Facility Management: Three Best Practices

This contributed article notes that central to an efficient facilities operations department is a responsive, consistent maintenance structure.


https://facilityexecutive.com/2016/05/best-practices-facility-management/
This contributed article notes that central to an efficient facilities operations department is a responsive, consistent maintenance structure.
Facebooktwittergoogle_plusredditpinterestlinkedintumblrmail

Question Of The Week: What Best Practice Boosts Your Bottom Line?

Facility Management: Three Best Practices

best practicesPreventive maintenance, analytics, and a proactive infrastructure 
are key to an effective facilities management approach. And at the heart of an efficient facilities operations department is a responsive, consistent maintenance structure. So write the guest contributors in the article below on three broad best practices for facility management departments.

Whether broad or specific, what is a best practice you have positioned front and center for your department?

This article contributed by Sharon Prezzy, deputy PMO lead at Springfield, VA-based Strategy and Management Services, Inc. (SAMS), and co-authored by Reginal McCotter, 
chief engineer/project manager with SAMS, hits on several key points.

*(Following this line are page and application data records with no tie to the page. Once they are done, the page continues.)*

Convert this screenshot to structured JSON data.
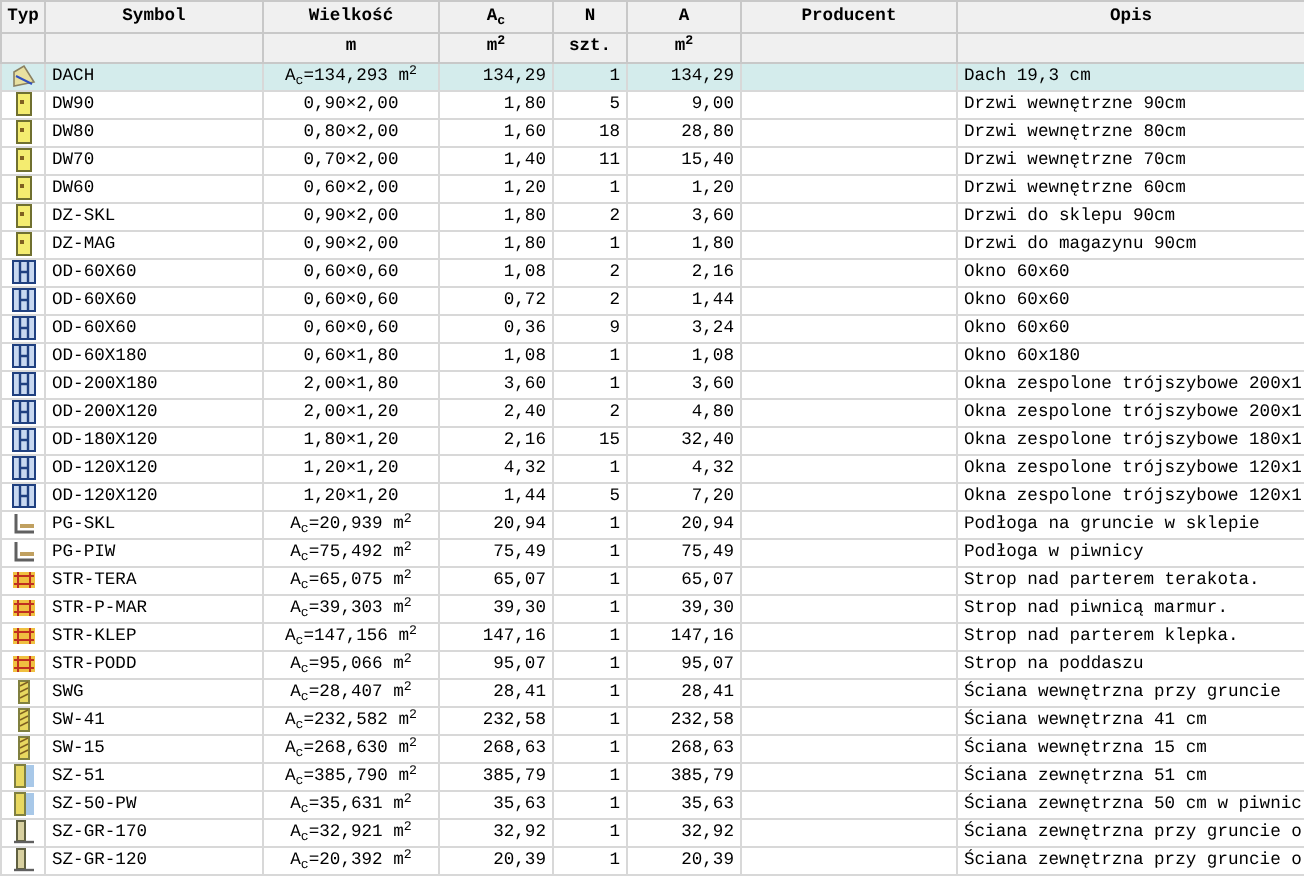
{
  "table": {
    "columns": [
      {
        "label": "Typ"
      },
      {
        "label": "Symbol"
      },
      {
        "label": "Wielkość",
        "unit": "m"
      },
      {
        "label": "A$_{c}$",
        "unit": "m$^{2}$"
      },
      {
        "label": "N",
        "unit": "szt."
      },
      {
        "label": "A",
        "unit": "m$^{2}$"
      },
      {
        "label": "Producent"
      },
      {
        "label": "Opis"
      }
    ],
    "rows": [
      {
        "kind": "roof",
        "selected": true,
        "symbol": "DACH",
        "size": "A$_{c}$=134,293 m$^{2}$",
        "ac": "134,29",
        "n": "1",
        "a": "134,29",
        "description": "Dach 19,3 cm"
      },
      {
        "kind": "door",
        "selected": false,
        "symbol": "DW90",
        "size": "0,90×2,00",
        "ac": "1,80",
        "n": "5",
        "a": "9,00",
        "description": "Drzwi wewnętrzne 90cm"
      },
      {
        "kind": "door",
        "selected": false,
        "symbol": "DW80",
        "size": "0,80×2,00",
        "ac": "1,60",
        "n": "18",
        "a": "28,80",
        "description": "Drzwi wewnętrzne 80cm"
      },
      {
        "kind": "door",
        "selected": false,
        "symbol": "DW70",
        "size": "0,70×2,00",
        "ac": "1,40",
        "n": "11",
        "a": "15,40",
        "description": "Drzwi wewnętrzne 70cm"
      },
      {
        "kind": "door",
        "selected": false,
        "symbol": "DW60",
        "size": "0,60×2,00",
        "ac": "1,20",
        "n": "1",
        "a": "1,20",
        "description": "Drzwi wewnętrzne 60cm"
      },
      {
        "kind": "door",
        "selected": false,
        "symbol": "DZ-SKL",
        "size": "0,90×2,00",
        "ac": "1,80",
        "n": "2",
        "a": "3,60",
        "description": "Drzwi do sklepu 90cm"
      },
      {
        "kind": "door",
        "selected": false,
        "symbol": "DZ-MAG",
        "size": "0,90×2,00",
        "ac": "1,80",
        "n": "1",
        "a": "1,80",
        "description": "Drzwi do magazynu 90cm"
      },
      {
        "kind": "window",
        "selected": false,
        "symbol": "OD-60X60",
        "size": "0,60×0,60",
        "ac": "1,08",
        "n": "2",
        "a": "2,16",
        "description": "Okno 60x60"
      },
      {
        "kind": "window",
        "selected": false,
        "symbol": "OD-60X60",
        "size": "0,60×0,60",
        "ac": "0,72",
        "n": "2",
        "a": "1,44",
        "description": "Okno 60x60"
      },
      {
        "kind": "window",
        "selected": false,
        "symbol": "OD-60X60",
        "size": "0,60×0,60",
        "ac": "0,36",
        "n": "9",
        "a": "3,24",
        "description": "Okno 60x60"
      },
      {
        "kind": "window",
        "selected": false,
        "symbol": "OD-60X180",
        "size": "0,60×1,80",
        "ac": "1,08",
        "n": "1",
        "a": "1,08",
        "description": "Okno 60x180"
      },
      {
        "kind": "window",
        "selected": false,
        "symbol": "OD-200X180",
        "size": "2,00×1,80",
        "ac": "3,60",
        "n": "1",
        "a": "3,60",
        "description": "Okna zespolone trójszybowe 200x1"
      },
      {
        "kind": "window",
        "selected": false,
        "symbol": "OD-200X120",
        "size": "2,00×1,20",
        "ac": "2,40",
        "n": "2",
        "a": "4,80",
        "description": "Okna zespolone trójszybowe 200x1"
      },
      {
        "kind": "window",
        "selected": false,
        "symbol": "OD-180X120",
        "size": "1,80×1,20",
        "ac": "2,16",
        "n": "15",
        "a": "32,40",
        "description": "Okna zespolone trójszybowe 180x1"
      },
      {
        "kind": "window",
        "selected": false,
        "symbol": "OD-120X120",
        "size": "1,20×1,20",
        "ac": "4,32",
        "n": "1",
        "a": "4,32",
        "description": "Okna zespolone trójszybowe 120x1"
      },
      {
        "kind": "window",
        "selected": false,
        "symbol": "OD-120X120",
        "size": "1,20×1,20",
        "ac": "1,44",
        "n": "5",
        "a": "7,20",
        "description": "Okna zespolone trójszybowe 120x1"
      },
      {
        "kind": "floor",
        "selected": false,
        "symbol": "PG-SKL",
        "size": "A$_{c}$=20,939 m$^{2}$",
        "ac": "20,94",
        "n": "1",
        "a": "20,94",
        "description": "Podłoga na gruncie w sklepie"
      },
      {
        "kind": "floor",
        "selected": false,
        "symbol": "PG-PIW",
        "size": "A$_{c}$=75,492 m$^{2}$",
        "ac": "75,49",
        "n": "1",
        "a": "75,49",
        "description": "Podłoga w piwnicy"
      },
      {
        "kind": "ceiling",
        "selected": false,
        "symbol": "STR-TERA",
        "size": "A$_{c}$=65,075 m$^{2}$",
        "ac": "65,07",
        "n": "1",
        "a": "65,07",
        "description": "Strop nad parterem terakota."
      },
      {
        "kind": "ceiling",
        "selected": false,
        "symbol": "STR-P-MAR",
        "size": "A$_{c}$=39,303 m$^{2}$",
        "ac": "39,30",
        "n": "1",
        "a": "39,30",
        "description": "Strop nad piwnicą marmur."
      },
      {
        "kind": "ceiling",
        "selected": false,
        "symbol": "STR-KLEP",
        "size": "A$_{c}$=147,156 m$^{2}$",
        "ac": "147,16",
        "n": "1",
        "a": "147,16",
        "description": "Strop nad parterem klepka."
      },
      {
        "kind": "ceiling",
        "selected": false,
        "symbol": "STR-PODD",
        "size": "A$_{c}$=95,066 m$^{2}$",
        "ac": "95,07",
        "n": "1",
        "a": "95,07",
        "description": "Strop na poddaszu"
      },
      {
        "kind": "wall",
        "selected": false,
        "symbol": "SWG",
        "size": "A$_{c}$=28,407 m$^{2}$",
        "ac": "28,41",
        "n": "1",
        "a": "28,41",
        "description": "Ściana wewnętrzna przy gruncie"
      },
      {
        "kind": "wall",
        "selected": false,
        "symbol": "SW-41",
        "size": "A$_{c}$=232,582 m$^{2}$",
        "ac": "232,58",
        "n": "1",
        "a": "232,58",
        "description": "Ściana wewnętrzna 41 cm"
      },
      {
        "kind": "wall",
        "selected": false,
        "symbol": "SW-15",
        "size": "A$_{c}$=268,630 m$^{2}$",
        "ac": "268,63",
        "n": "1",
        "a": "268,63",
        "description": "Ściana wewnętrzna 15 cm"
      },
      {
        "kind": "outer-wall",
        "selected": false,
        "symbol": "SZ-51",
        "size": "A$_{c}$=385,790 m$^{2}$",
        "ac": "385,79",
        "n": "1",
        "a": "385,79",
        "description": "Ściana zewnętrzna 51 cm"
      },
      {
        "kind": "outer-wall",
        "selected": false,
        "symbol": "SZ-50-PW",
        "size": "A$_{c}$=35,631 m$^{2}$",
        "ac": "35,63",
        "n": "1",
        "a": "35,63",
        "description": "Ściana zewnętrzna 50 cm w piwnic"
      },
      {
        "kind": "ground-wall",
        "selected": false,
        "symbol": "SZ-GR-170",
        "size": "A$_{c}$=32,921 m$^{2}$",
        "ac": "32,92",
        "n": "1",
        "a": "32,92",
        "description": "Ściana zewnętrzna przy gruncie o"
      },
      {
        "kind": "ground-wall",
        "selected": false,
        "symbol": "SZ-GR-120",
        "size": "A$_{c}$=20,392 m$^{2}$",
        "ac": "20,39",
        "n": "1",
        "a": "20,39",
        "description": "Ściana zewnętrzna przy gruncie o"
      }
    ]
  }
}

At the heart of an efficient facilities operations department is a responsive, consistent maintenance structure to ensure all systems are running to their peak potential, bringing about top organizational performance and economy.

Sounds simple enough, right? Perhaps, but you can streamline your organization’s process and begin realizing the significant benefits of effective facilities management by taking note of the following three key “Best Practices” we’ve amassed over many years in the field.

1. Simple Steps Make a Big Impact
FACT: Small modifications to your daily routine make a big difference to your bottom line!

Minor changes, such as turning off lights even 15 minutes earlier each evening, outfitting toilets with flex valves for less water use per flush, and “energy curtailment” efforts, such as using LED bulbs, can amount to up to 40% savings in your company’s monthly energy bills.

2. ‘If it Ain’t Broke, DO Fix It’—Preventative Approaches Bring Big Savings
FACT: Delaying small but necessary repairs only leads to bigger costs later on.

For example, what may begin as a simple fix to toilet valves can quickly become hundreds of thousands of dollars in the form of emergency plumbing fees, water damage repair, etc., if problems are allowed to fester too long.

Instead, practice proactive, preventative maintenance to protect your investment and reduce costs. You will also receive the added benefits of increased employee productivity and morale that stem from a well-managed, comfortable working environment. It is critical to be proactive, not reactive when it comes to your facilities operations and maintenance.

3. The Analytics Factor—Greater Intelligence that Boosts ROI
FACT: Often touted as the “future of facilities,” analytics are at the core of any efficient facilities management program.

The right analytic software, which integrates with the building automation system, or BAS, is an effective vehicle to centralize your facilities repair and inspections schedules, as well as create customized checklists for your maintenance teams to manage facilities workflow, track logs, and ensure all systems are operating at top levels of performance.

Within your analytic software, there is typically an option to track activity by either a Comprehensive or Performance approach, allowing you to focus your monitoring efforts that align most closely with your organization’s larger goals.

Comprehensive Approach: provides an overall organizational strategy approach to facilities and operations management. It also provides top-level analytics and suggestions for continued implementation of new initiatives to maximize return.

Performance Approach: tracks more detailed elements of the larger facilities management process such as costs, quality control, and risk management.

Your analytic tool is a value-add for your clients, through the reports it is able to generate noting current status, future scheduled maintenance repairs, and additional suggestions to maximize efficiency across their facilities systems and make them more “green.” As facilities operations efforts are a group effort, collaboration across teams is an essential ingredient to long-lasting success.

While facilities may seem like a straightforward operational necessity, effective management can spell the distinct difference between an organization’s large-scale success and failure. Remember these top tips to maximize your efficiency, potential, and return from your company’s facility systems, and pave the way to proactive management and top impacts across the board.

The authors’ firm, SAMS, is a SBA 8(a) program participant, verified SDVOSB, EDWOSB, SBA-certified SDB small business, WBE certified, and Commonwealth of Virginia SWaM certified company that provides operations support, information technology services, facilities management functions and a range of enterprise-wide, complex services and solutions for federal agencies, state and local governments and commercial buyers.

Whether broad or specific, what is a best practice you have positioned front and center for your department? Please share your thoughts in the Comments section below.

Suggested Links:

You Might Like:

  • The Workspace Of Tomorrow: Part 2In this second installment, the pathways through which digital convergence enables new possibilities for workplace management leaders is discussed.
  • OSCRE Academy Data Governance ProgramThe recently launched academy offers a web-based curriculum with instruction on tools to manage commercial real estate data.
  • Space Planning StrategiesEfficient facility layout and utilization help to deliver cost savings and occupant productivity. Would pursuing “Standards as a Service” promote these goals?

LEAVE A REPLY